International showcase brings nations together

This article has photo gallery This article has a video attachmentPublished on LEUT James McPherson (author), LSIS James McDougall (photographer)

Location(s): Darwin Cruise Ship Terminal, NT

Topic(s): Exercise KAKADU

New Zealand sailors perform the Haka during the Exercise KAKADU 2018 International Cultural Festival held at the Darwin Cruise Ship Terminal. (photo: LSIS James McDougall)
New Zealand sailors perform the Haka during the Exercise KAKADU 2018 International Cultural Festival held at the Darwin Cruise Ship Terminal.

All nations visiting Australia for Exercise KAKADU 2018 took some time during the harbour phase to share their cultural heritage in a showcase evening of performances, demonstrations and food.

National pride took centre stage as each Navy showed what makes them unique while guests sampled the best that selected ships’ galleys could produce.

 

Commanding Officer HMAS Melbourne, Commander Marcus Buttler, said the cultural evening was designed to enhance the relations that underpin military cooperation.

“One of the best parts of an international exercise with so many countries is the chance to socialise and build people-to-people links between militaries,” Commander Buttler said.

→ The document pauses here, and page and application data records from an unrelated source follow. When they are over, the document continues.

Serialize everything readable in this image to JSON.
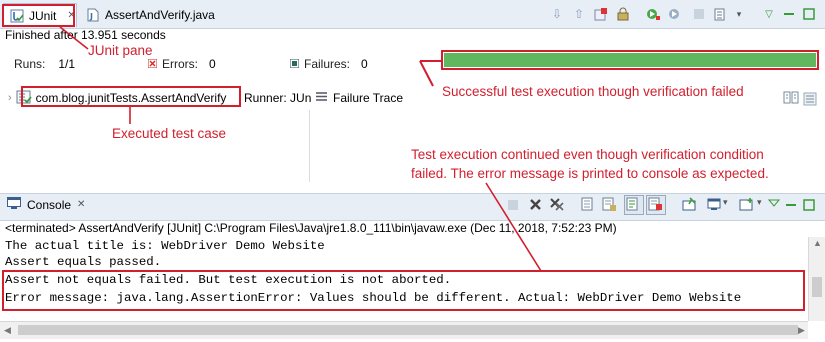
{
  "junit": {
    "tabs": [
      {
        "label": "JUnit",
        "close": "✕"
      },
      {
        "label": "AssertAndVerify.java"
      }
    ],
    "status": "Finished after 13.951 seconds",
    "runs_label": "Runs:",
    "runs_value": "1/1",
    "errors_label": "Errors:",
    "errors_value": "0",
    "failures_label": "Failures:",
    "failures_value": "0",
    "progress": 1.0,
    "progress_color": "#5fb760",
    "test_case": "com.blog.junitTests.AssertAndVerify",
    "runner_label": "Runner: JUn",
    "failure_trace_label": "Failure Trace",
    "toolbar_icons": [
      "next-failure-icon",
      "previous-failure-icon",
      "show-failures-only-icon",
      "scroll-lock-icon",
      "rerun-icon",
      "rerun-failed-first-icon",
      "stop-icon",
      "history-icon",
      "view-menu-icon",
      "minimize-icon",
      "maximize-icon"
    ]
  },
  "console": {
    "tab_label": "Console",
    "tab_close": "✕",
    "terminated": "<terminated> AssertAndVerify [JUnit] C:\\Program Files\\Java\\jre1.8.0_111\\bin\\javaw.exe (Dec 11, 2018, 7:52:23 PM)",
    "lines": [
      "The actual title is: WebDriver Demo Website",
      "Assert equals passed.",
      "Assert not equals failed. But test execution is not aborted.",
      "Error message: java.lang.AssertionError: Values should be different. Actual: WebDriver Demo Website"
    ]
  },
  "annotations": {
    "junit_pane": "JUnit pane",
    "success": "Successful test execution though verification failed",
    "executed": "Executed test case",
    "console_note_1": "Test execution continued even though verification condition",
    "console_note_2": "failed. The error message is printed to console as expected.",
    "color": "#d11f2e"
  }
}
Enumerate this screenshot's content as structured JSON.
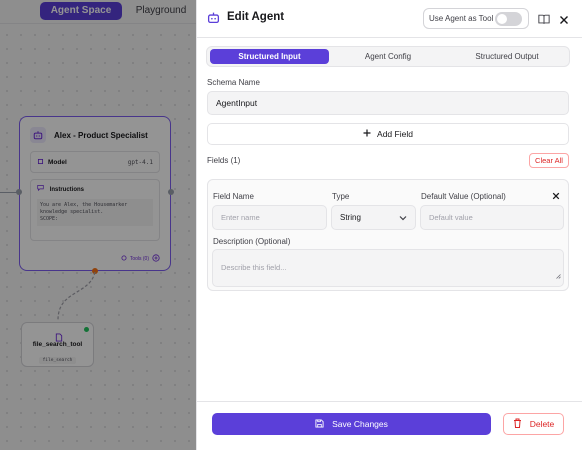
{
  "top_nav": {
    "tabs": [
      "Agent Space",
      "Playground"
    ]
  },
  "canvas": {
    "agent_node": {
      "title": "Alex - Product Specialist",
      "model_label": "Model",
      "model_value": "gpt-4.1",
      "instructions_label": "Instructions",
      "instructions_text": "You are Alex, the Housemarker\nknowledge specialist.\nSCOPE:",
      "tools_text": "Tools (0)"
    },
    "tool_node": {
      "title": "file_search_tool",
      "tag": "file_search"
    }
  },
  "panel": {
    "title": "Edit Agent",
    "use_as_tool_label": "Use Agent as Tool",
    "use_as_tool_enabled": false,
    "tabs": [
      "Structured Input",
      "Agent Config",
      "Structured Output"
    ],
    "active_tab": "Structured Input",
    "schema_name_label": "Schema Name",
    "schema_name_value": "AgentInput",
    "add_field_label": "Add Field",
    "fields_count_label": "Fields (1)",
    "clear_all_label": "Clear All",
    "field": {
      "name_label": "Field Name",
      "name_placeholder": "Enter name",
      "type_label": "Type",
      "type_value": "String",
      "default_label": "Default Value (Optional)",
      "default_placeholder": "Default value",
      "description_label": "Description (Optional)",
      "description_placeholder": "Describe this field..."
    },
    "save_label": "Save Changes",
    "delete_label": "Delete"
  },
  "colors": {
    "accent": "#5b3fd9",
    "danger": "#dc2626",
    "node_border": "#7c5cf0",
    "port_orange": "#f97316",
    "status_green": "#22c55e"
  }
}
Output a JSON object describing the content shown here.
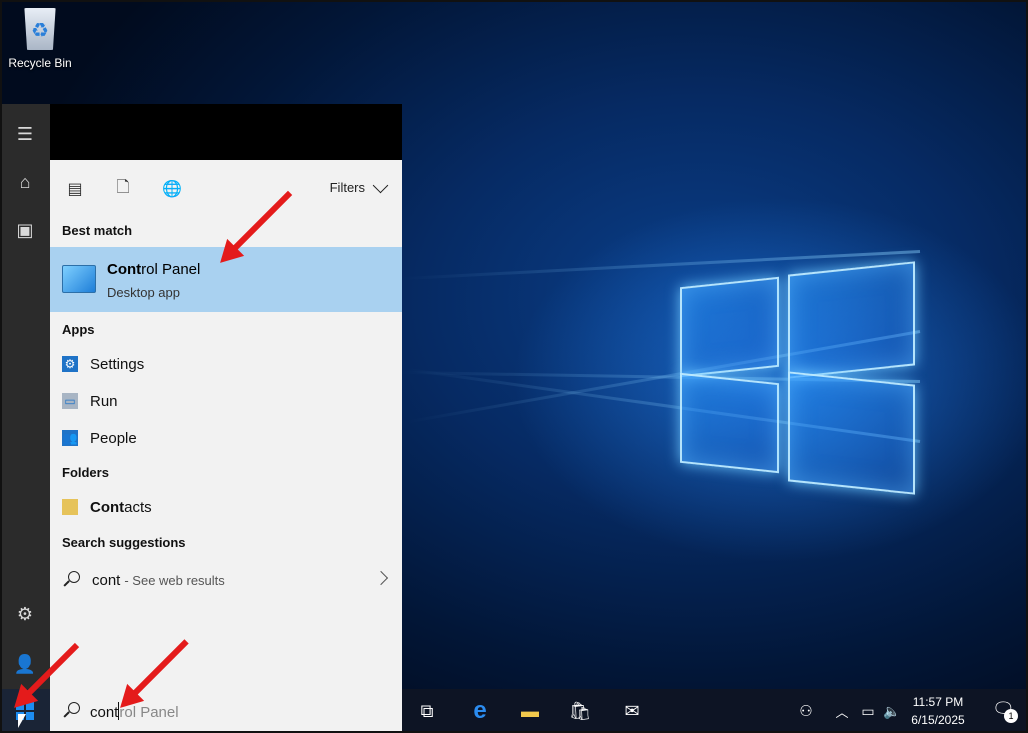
{
  "desktop": {
    "icons": [
      {
        "label": "Recycle Bin",
        "icon": "recycle-bin-icon"
      }
    ]
  },
  "start_menu": {
    "rail_icons": [
      "hamburger-menu-icon",
      "home-icon",
      "recent-documents-icon",
      "settings-gear-icon",
      "user-icon"
    ],
    "toolbar": {
      "scope_icons": [
        "apps-scope-icon",
        "documents-scope-icon",
        "web-scope-icon"
      ],
      "filters_label": "Filters"
    },
    "best_match": {
      "heading": "Best match",
      "title_bold": "Cont",
      "title_rest": "rol Panel",
      "subtitle": "Desktop app",
      "icon": "control-panel-icon"
    },
    "apps": {
      "heading": "Apps",
      "items": [
        {
          "label": "Settings",
          "icon": "settings-gear-icon"
        },
        {
          "label": "Run",
          "icon": "run-icon"
        },
        {
          "label": "People",
          "icon": "people-icon"
        }
      ]
    },
    "folders": {
      "heading": "Folders",
      "items": [
        {
          "label_bold": "Cont",
          "label_rest": "acts",
          "icon": "folder-icon"
        }
      ]
    },
    "search_suggestions": {
      "heading": "Search suggestions",
      "query": "cont",
      "suffix": "- See web results"
    }
  },
  "taskbar": {
    "search_typed": "cont",
    "search_ghost": "rol Panel",
    "pinned": [
      "task-view-icon",
      "edge-icon",
      "file-explorer-icon",
      "store-icon",
      "mail-icon"
    ],
    "tray": [
      "people-icon",
      "show-hidden-icons-icon",
      "network-icon",
      "volume-icon"
    ],
    "clock_time": "11:57 PM",
    "clock_date": "6/15/2025",
    "notification_count": "1"
  },
  "colors": {
    "highlight": "#a9d1f0",
    "accent": "#1f73c7",
    "annotation_arrow": "#e41b1b"
  }
}
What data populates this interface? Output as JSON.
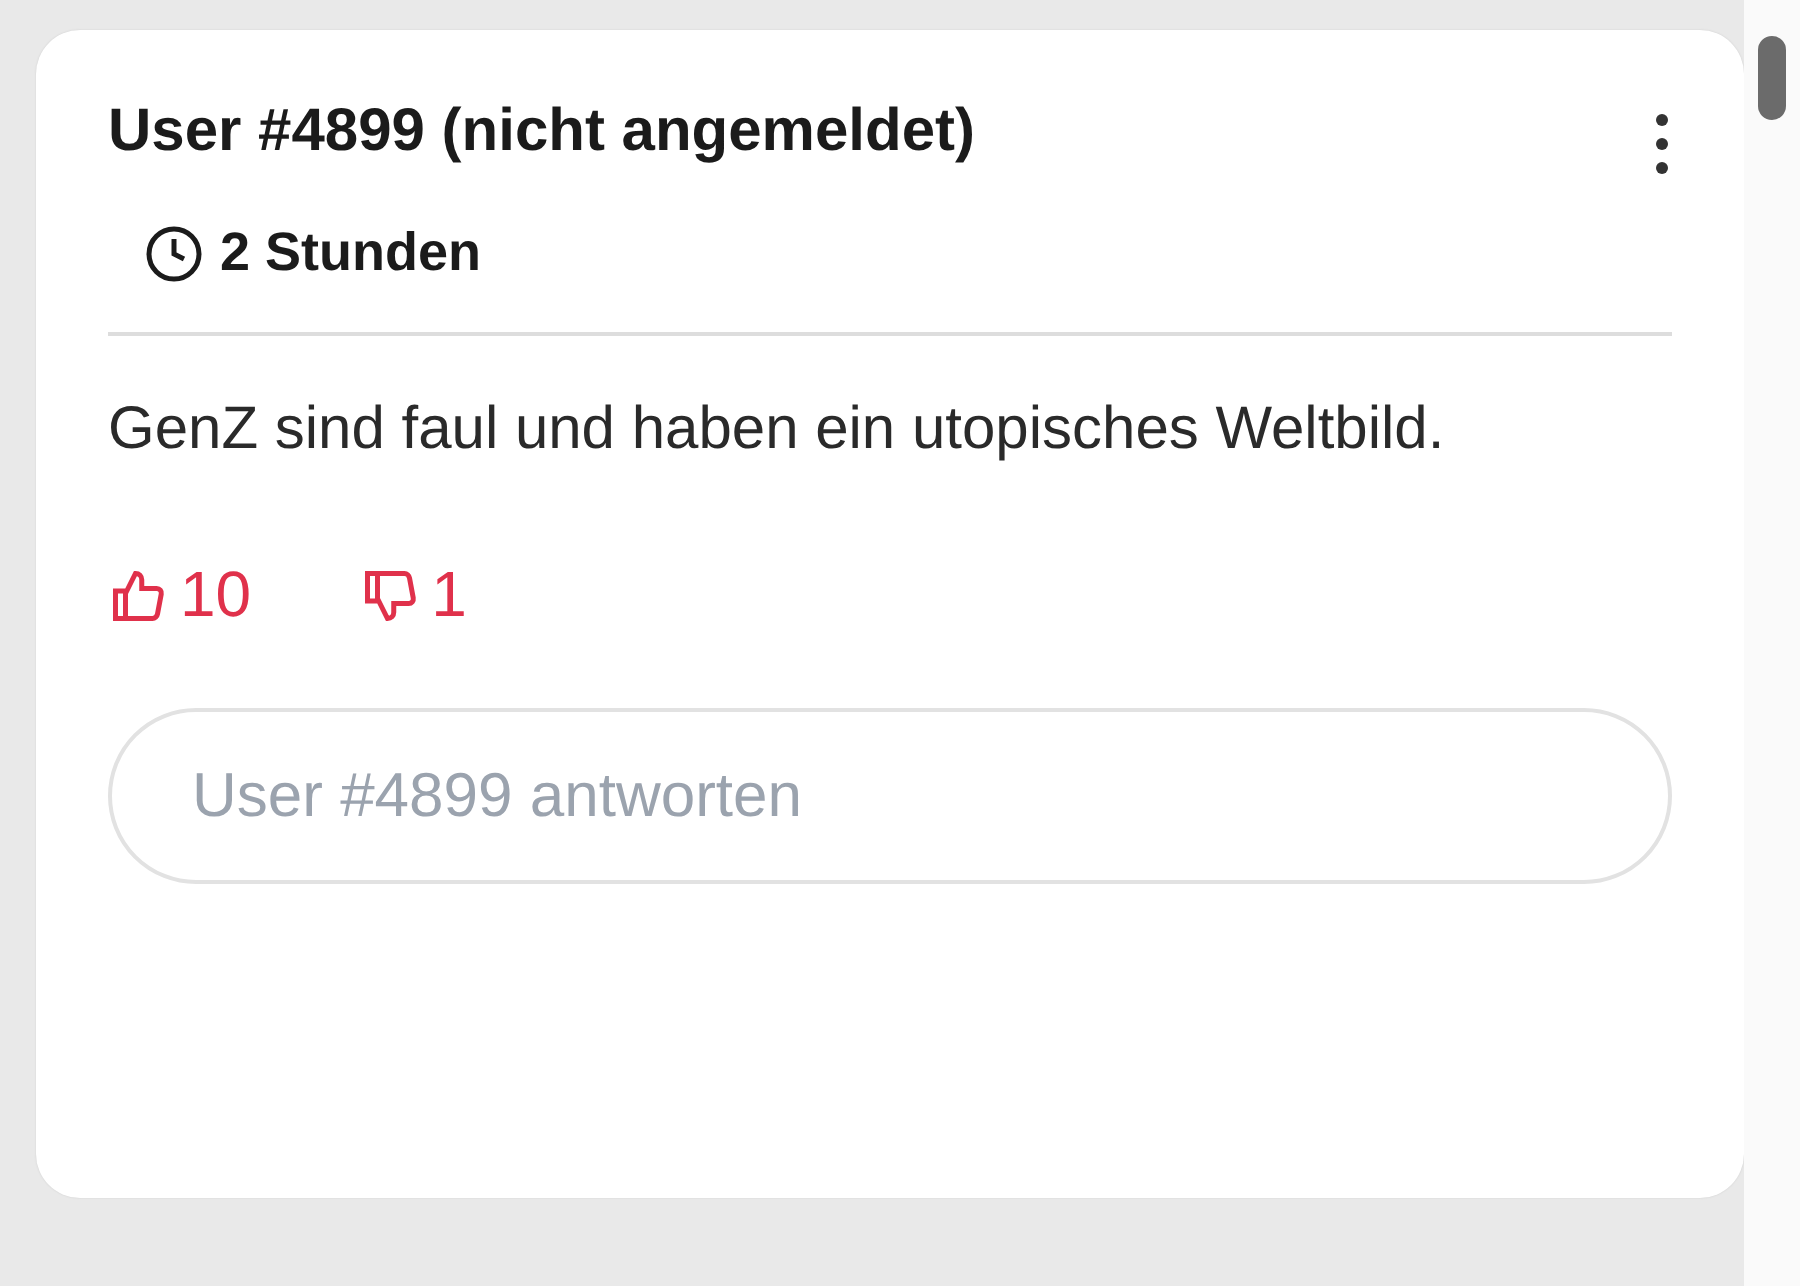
{
  "comment": {
    "author": "User #4899 (nicht angemeldet)",
    "time": "2 Stunden",
    "text": "GenZ sind faul und haben ein utopisches Weltbild.",
    "votes": [
      {
        "kind": "up",
        "count": "10"
      },
      {
        "kind": "down",
        "count": "1"
      }
    ],
    "reply": {
      "placeholder": "User #4899 antworten"
    }
  }
}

“It’s good to see our friends from Tonga and Fiji who we spent time with during Indo Pacific Endeavour earlier this year, and further the relationship with the Indian ship INS Sahyadri that was in our task group during Exercise Rim of the Pacific.

“The relationships we build not only serve us well for the Exercise, they form the basis of long-term security partnerships with a lasting impact for the region.

“Through events such as the cultural evening, we develop a greater appreciation for each other and sharing our cultures fosters understanding that brings us closer together.”

The Royal Australian Navy’s indigenous performance group, Bungaree, led the evening, which saw traditional performances from 11 visiting nations including Indonesia, New Zealand, India, and China.

“Before we spend the next week at sea integrating our forces, it is great to spend some social time rekindling friendships and making new ones,” Commander Buttler said.

“Everyone is extremely proud of their Navy and their country and this pride is also reflected in professionalism at sea.”

Exercise KAKADU 2018 ships sail on Thursday for the sea phase, which includes force integration training where countries come together into combined task groups, followed by a series of increasingly complex warfare scenarios.